In Star Wars: A New Hope, Han Solo, Chewbacca, Luke Skywalker and Obi-Wan Kenobi watch from the Millennium Falcon as an imperial fighter heads toward what Luke identifies as a small moon.
Obi-Wan then remarks, "That's no moon. It's a space station."
That space station was the Empire’s first Death Star introduced in A New Hope. Obi-Wan and company had just bounced through a debris field, the remnants of the planet Alderaan. Such an act of destruction would seem impossible to us–it seemed so to many of the movie’s characters until it happened. But perhaps not, say three students at the University of Leicester in England who last year published a study on the subject in their university’s undergraduate physics and astronomy journal.
The study’s authors start off by making some simple assumptions: The planet being fired upon doesn’t have some sort of protection, like a shield generator.
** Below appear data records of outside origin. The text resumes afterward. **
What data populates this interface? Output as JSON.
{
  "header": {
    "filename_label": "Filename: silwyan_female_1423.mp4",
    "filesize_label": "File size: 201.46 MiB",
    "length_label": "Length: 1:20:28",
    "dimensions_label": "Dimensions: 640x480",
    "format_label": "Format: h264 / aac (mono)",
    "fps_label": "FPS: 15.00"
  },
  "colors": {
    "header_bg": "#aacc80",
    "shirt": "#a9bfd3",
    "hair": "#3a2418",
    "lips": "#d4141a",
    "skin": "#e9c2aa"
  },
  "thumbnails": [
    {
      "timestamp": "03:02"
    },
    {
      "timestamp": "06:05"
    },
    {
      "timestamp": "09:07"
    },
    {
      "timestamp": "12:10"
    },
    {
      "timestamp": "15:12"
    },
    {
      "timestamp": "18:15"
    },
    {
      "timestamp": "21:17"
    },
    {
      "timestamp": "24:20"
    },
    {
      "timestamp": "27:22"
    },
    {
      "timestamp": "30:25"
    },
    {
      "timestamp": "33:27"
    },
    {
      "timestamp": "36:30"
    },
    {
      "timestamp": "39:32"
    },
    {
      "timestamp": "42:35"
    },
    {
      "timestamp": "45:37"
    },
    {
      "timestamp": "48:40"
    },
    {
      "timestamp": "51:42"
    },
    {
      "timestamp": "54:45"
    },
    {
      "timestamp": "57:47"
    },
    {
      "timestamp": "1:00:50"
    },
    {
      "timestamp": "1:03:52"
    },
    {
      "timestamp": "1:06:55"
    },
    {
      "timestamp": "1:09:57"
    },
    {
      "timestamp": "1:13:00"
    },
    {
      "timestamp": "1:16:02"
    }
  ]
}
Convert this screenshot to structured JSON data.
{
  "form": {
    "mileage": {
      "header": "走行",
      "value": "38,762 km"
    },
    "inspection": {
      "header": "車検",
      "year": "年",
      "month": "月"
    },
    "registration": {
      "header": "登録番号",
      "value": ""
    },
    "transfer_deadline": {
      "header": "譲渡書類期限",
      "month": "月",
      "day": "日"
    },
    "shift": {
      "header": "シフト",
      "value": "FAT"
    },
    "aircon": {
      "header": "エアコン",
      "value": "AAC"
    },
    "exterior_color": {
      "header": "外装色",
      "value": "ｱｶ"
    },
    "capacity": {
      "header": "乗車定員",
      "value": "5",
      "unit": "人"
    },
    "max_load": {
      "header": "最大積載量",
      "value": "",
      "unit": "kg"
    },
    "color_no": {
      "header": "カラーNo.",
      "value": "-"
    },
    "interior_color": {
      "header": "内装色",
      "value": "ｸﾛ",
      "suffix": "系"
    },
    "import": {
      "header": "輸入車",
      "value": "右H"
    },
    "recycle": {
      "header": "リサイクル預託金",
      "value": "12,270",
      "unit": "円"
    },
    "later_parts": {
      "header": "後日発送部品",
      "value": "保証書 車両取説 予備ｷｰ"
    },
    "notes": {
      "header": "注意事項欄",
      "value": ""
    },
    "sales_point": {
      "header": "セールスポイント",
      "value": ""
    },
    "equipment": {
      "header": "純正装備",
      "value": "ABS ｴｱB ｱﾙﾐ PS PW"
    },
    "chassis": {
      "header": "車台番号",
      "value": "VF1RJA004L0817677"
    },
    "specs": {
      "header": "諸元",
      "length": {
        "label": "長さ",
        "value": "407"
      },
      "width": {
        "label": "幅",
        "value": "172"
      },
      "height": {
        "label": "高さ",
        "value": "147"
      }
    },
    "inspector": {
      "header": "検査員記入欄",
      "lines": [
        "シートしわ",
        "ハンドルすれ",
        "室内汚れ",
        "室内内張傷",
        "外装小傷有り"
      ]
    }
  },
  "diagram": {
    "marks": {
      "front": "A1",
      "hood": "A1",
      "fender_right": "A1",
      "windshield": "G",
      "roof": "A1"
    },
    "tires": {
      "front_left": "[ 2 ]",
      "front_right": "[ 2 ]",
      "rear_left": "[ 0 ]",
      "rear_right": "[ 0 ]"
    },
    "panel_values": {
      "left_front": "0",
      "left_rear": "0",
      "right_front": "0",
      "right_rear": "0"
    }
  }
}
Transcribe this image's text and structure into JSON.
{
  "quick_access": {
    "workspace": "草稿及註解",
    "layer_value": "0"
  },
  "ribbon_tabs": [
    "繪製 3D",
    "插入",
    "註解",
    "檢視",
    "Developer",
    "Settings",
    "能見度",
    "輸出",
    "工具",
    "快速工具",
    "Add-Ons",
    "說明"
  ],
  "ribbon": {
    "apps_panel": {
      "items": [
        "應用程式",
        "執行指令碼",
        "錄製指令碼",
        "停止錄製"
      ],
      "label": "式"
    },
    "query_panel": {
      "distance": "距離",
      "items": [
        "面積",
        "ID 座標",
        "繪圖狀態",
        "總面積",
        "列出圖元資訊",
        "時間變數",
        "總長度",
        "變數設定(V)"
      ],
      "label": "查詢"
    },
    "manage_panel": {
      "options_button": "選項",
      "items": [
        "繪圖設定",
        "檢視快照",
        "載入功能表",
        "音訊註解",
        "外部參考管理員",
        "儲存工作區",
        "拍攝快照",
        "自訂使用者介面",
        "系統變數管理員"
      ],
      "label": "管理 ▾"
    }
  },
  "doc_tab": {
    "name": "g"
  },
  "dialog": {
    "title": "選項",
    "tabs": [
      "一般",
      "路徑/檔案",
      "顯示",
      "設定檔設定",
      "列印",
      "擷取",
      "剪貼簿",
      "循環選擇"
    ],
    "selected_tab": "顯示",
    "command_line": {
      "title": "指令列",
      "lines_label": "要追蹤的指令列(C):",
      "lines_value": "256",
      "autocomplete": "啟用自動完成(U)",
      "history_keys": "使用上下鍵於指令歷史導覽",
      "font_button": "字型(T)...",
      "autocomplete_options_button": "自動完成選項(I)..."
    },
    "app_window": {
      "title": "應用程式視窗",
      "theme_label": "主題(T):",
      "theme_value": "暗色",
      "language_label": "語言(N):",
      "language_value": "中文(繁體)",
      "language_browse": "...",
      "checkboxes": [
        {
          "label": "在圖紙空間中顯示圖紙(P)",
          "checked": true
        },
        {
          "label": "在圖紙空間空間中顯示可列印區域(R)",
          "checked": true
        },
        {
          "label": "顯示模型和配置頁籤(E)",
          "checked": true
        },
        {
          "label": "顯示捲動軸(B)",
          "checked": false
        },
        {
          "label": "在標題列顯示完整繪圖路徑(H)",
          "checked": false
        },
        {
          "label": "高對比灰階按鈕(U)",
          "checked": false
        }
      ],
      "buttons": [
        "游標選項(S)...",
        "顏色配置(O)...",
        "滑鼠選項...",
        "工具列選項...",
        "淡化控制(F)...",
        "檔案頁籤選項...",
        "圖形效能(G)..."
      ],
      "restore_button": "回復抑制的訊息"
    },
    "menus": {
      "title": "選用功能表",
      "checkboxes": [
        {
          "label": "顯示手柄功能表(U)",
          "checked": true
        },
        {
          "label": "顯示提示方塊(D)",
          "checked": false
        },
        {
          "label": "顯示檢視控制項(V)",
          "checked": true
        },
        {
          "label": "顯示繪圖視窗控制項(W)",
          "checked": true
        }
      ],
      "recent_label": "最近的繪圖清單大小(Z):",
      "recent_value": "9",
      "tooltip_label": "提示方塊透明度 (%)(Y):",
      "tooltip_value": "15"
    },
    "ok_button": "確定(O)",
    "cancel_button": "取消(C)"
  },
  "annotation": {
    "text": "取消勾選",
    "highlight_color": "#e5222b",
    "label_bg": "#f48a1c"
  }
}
And it’s about the size of Earth but solid through and through (Earth isn’t solid, but the planet’s layers would have significantly complicated the math here). They then calculate the planet’s gravitational binding energy, which is the amount of energy required to pull apart an object. Using the mass and radius of the planet, they calculate that destruction of the object would require 2.25 x 1032 joules. (One joule is equal to the amount of energy required to lift an apple one meter. 1032 joules is a lot of apples.)
The energy output of the Death Star isn’t given directly in the movie, but the space station was said to have had a “hypermatter” reactor that had the energy output of several main-sequence stars. For an example of a main-sequence star, the authors look to the Sun, which puts out 3 x 1026 joules per second, and they conclude that the Death Star could “easily afford to output due to to its tremendous power source.”
It would be a different story, though, if the planet scheduled for destruction had been more like Jupiter than Earth. The gravitational binding energy of Jupiter is 1,000 times that of the Earth-like planet in the study. “To destroy a planet like Jupiter would probably have to divert all remaining power from all essential systems and life support, which is not necessarily possible.”
Of course, that assumes that the Emperor wouldn’t be willing to sacrifice a space station full of people to wipe out his enemies. And considering that he was just fine with wiping out whole planets, I’m not sure I’d take that bet.